Ron Johnson Suggests That Federal Minimum Wage Should Be Eliminated

Sen. Ron Johnson (R-Wisconsin) has suggested that he believes the federal minimum wage should be eliminated, and that the “marketplace” should be in charge of setting wages instead — a move that would send U.S. wage policy back to pre-World War II, when the federal minimum wage was first created.

Friday’s debate featured Lieutenant Governor Mandela Barnes, Democratic U.S. Senate candidate, and me. Johnson claimed that raising the minimum wage would eliminate jobs — which economists have saidIs not true — and misleadingly compared the policy to “price fixing,” an anticompetitive practice typically done by corporations in coordination to raise prices of goods.

“I really don’t like the federal government getting involved in doing price fixing in anything and that includes wages,” he said.

He claimed that eliminating the minimum wage would increase competition and possibly raise wages. This is patently false.

“If you have a strong economy which we had under the previous administration you had plenty of jobs and you had rising wages. I think something like $2,000 to $4,000 a year is what the average family increased their wage by,” he said. “So, that’s the best thing is have the marketplace take care of it rather than government set a minimum wage that then starts eliminating jobs.”

Johnson’s statements were misleading or false on numerous counts.

Eliminating the minimum wage — which was created in 1938 to protect workers and stabilize the economy — would allow corporations to pay workers extremely low wages. This lack of regulation would be exploited by corporations to devastating effect on workers across the nation. Even though the current federal minimum wage of $7.25 is not considered a competitive wage by any means in today’s job market, there are still hundreds of thousandsThis is the number of workers who earn this wage, which well below the living wage. every stateThe U.S.

Notably, one-seven gig workers, or people who work for companies like Uber or DoorDash, are gig workers. are makingThe Economic Policy Institute earlier this year found that the minimum wage is less than the federal minimum wage. Corporations are allowed to exploit the fact that such workers aren’t classified as employees in order to not guarantee a minimum wage or provide benefits.
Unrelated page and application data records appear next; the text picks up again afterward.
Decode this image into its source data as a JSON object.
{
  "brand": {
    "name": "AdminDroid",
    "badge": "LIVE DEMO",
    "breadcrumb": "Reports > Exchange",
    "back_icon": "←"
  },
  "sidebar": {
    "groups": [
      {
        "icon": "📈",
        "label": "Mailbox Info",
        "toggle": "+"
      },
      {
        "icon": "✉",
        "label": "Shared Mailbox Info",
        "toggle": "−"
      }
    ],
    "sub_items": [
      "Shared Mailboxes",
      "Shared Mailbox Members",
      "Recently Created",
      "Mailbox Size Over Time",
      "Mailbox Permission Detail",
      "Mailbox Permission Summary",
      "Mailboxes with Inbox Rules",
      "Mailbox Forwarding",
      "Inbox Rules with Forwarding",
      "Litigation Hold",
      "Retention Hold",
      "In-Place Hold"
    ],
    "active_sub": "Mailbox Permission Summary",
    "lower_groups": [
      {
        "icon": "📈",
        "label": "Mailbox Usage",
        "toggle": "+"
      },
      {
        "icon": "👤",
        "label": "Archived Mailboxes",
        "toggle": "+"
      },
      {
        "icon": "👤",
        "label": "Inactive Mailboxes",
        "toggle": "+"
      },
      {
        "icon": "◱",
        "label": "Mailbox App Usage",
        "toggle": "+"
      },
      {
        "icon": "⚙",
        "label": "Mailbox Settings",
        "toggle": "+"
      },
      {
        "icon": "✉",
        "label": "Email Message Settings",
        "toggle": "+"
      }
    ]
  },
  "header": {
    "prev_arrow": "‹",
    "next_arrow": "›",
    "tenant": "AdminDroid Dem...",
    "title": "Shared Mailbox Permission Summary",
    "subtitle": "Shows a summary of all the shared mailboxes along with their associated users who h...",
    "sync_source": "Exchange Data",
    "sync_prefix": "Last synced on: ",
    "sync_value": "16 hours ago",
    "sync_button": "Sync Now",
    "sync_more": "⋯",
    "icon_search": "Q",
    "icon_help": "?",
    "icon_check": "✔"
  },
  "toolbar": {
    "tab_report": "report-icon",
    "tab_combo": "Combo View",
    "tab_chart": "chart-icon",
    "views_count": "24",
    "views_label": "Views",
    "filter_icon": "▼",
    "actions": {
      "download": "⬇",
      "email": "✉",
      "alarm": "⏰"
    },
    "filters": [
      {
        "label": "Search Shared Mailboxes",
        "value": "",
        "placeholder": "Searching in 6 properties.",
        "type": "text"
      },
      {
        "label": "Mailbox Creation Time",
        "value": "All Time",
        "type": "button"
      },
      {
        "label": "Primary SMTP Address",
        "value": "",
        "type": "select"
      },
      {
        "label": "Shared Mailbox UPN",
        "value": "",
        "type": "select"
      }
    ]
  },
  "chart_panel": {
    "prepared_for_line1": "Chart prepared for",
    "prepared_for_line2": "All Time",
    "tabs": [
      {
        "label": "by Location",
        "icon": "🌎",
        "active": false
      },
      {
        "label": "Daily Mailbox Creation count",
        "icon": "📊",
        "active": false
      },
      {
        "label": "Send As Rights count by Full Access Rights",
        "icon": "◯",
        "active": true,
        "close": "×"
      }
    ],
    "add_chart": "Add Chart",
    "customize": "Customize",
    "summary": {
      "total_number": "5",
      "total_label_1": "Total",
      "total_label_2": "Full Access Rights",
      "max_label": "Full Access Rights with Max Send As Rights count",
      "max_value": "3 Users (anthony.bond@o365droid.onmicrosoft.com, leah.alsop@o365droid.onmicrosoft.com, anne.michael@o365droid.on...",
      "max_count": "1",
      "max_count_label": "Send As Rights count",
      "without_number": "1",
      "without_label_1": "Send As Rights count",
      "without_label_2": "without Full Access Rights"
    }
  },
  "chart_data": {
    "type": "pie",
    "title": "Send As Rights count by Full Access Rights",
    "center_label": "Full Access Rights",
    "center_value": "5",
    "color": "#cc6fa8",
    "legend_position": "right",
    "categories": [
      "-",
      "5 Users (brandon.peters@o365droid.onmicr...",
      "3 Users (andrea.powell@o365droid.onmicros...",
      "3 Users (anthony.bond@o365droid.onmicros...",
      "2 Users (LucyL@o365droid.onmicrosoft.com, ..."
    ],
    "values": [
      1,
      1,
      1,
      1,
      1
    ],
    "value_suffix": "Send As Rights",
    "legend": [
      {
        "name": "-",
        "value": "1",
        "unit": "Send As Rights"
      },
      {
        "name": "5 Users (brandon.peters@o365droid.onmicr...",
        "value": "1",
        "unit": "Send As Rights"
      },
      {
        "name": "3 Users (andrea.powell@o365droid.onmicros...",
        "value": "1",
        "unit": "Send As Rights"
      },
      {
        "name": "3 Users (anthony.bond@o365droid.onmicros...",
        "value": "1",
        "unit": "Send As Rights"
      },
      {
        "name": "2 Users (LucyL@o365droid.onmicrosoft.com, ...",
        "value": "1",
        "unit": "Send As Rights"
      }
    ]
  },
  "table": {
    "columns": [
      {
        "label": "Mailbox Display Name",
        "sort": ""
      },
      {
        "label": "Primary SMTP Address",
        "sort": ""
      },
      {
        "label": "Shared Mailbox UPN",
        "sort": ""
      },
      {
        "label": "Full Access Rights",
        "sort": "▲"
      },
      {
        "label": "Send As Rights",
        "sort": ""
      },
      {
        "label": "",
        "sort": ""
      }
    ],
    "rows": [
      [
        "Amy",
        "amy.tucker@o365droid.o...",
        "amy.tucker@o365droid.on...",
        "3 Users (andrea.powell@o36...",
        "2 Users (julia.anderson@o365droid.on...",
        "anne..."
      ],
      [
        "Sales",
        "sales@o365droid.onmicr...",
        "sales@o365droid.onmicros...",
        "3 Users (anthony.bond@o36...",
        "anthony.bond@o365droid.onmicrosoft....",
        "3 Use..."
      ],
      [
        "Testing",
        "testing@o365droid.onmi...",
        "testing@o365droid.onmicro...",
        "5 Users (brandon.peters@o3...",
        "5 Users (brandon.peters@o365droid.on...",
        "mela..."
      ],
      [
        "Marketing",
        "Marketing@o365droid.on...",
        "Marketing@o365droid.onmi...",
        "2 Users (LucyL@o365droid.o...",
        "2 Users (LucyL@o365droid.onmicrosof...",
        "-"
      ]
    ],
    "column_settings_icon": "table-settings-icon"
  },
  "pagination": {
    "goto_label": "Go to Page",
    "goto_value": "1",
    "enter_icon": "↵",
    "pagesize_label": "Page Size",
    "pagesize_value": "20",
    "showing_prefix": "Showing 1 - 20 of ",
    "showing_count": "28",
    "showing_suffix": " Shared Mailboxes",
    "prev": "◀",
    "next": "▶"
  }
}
The fact that these jobs exist and are still staffed is evidence that Johnson’s bad faith claimThis blatant lie claims that wages will rise if there are fewer wage regulations.

Corporations might threaten to eliminate jobs to make political points if they have to pay wage increases. But economists agree that raising the minimum wages does not increase unemployment. not eliminateThis is a job in and of itself. The same is true in real life. California’s minimum wage is set at $25 an hour for businesses with 25 or more employees. increased to$15 an hour in this year’s budget. The state also pays $15 an hour. has been postingThese are the most robust job growth numbers following the 2020 pandemic.

And while wages did rise under President Donald Trump, Johnson stated that their rate was not. was slower than it typically is; a 2020 study found that, in Wisconsin, wages only rose 6 percent during Trump’s first three years in office, compared to a 7.1 percent raise during President Barack Obama’s first three years in office. When inflation is taken into consideration, wages can rise by 7.1 percent. have remained stagnant for decadesWhile CEO pay has risen by Nearly 1,500%Since the late 1970s.

Barnes slammed Johnson’s attack on the minimum wages. “Ron Johnson — a multimillionaire who literally complained about only doubling his wealth as our Senator — said last night there should be NO federal limit on how low your wages can go,” Barnes wrote on TwitterSaturday

The federal minimum wage hasn’t been raised in 13 years. Accounting for inflation, the current $7.25 rate is the equivalent of $5.27 in July of 2009, when the rate was set — even lower than the rate of $6.55, which was the minimum wage before 2009. Barnes says that he supports increasing the federal minimum wage from $7.25 to $15, as labor advocates have long demanded.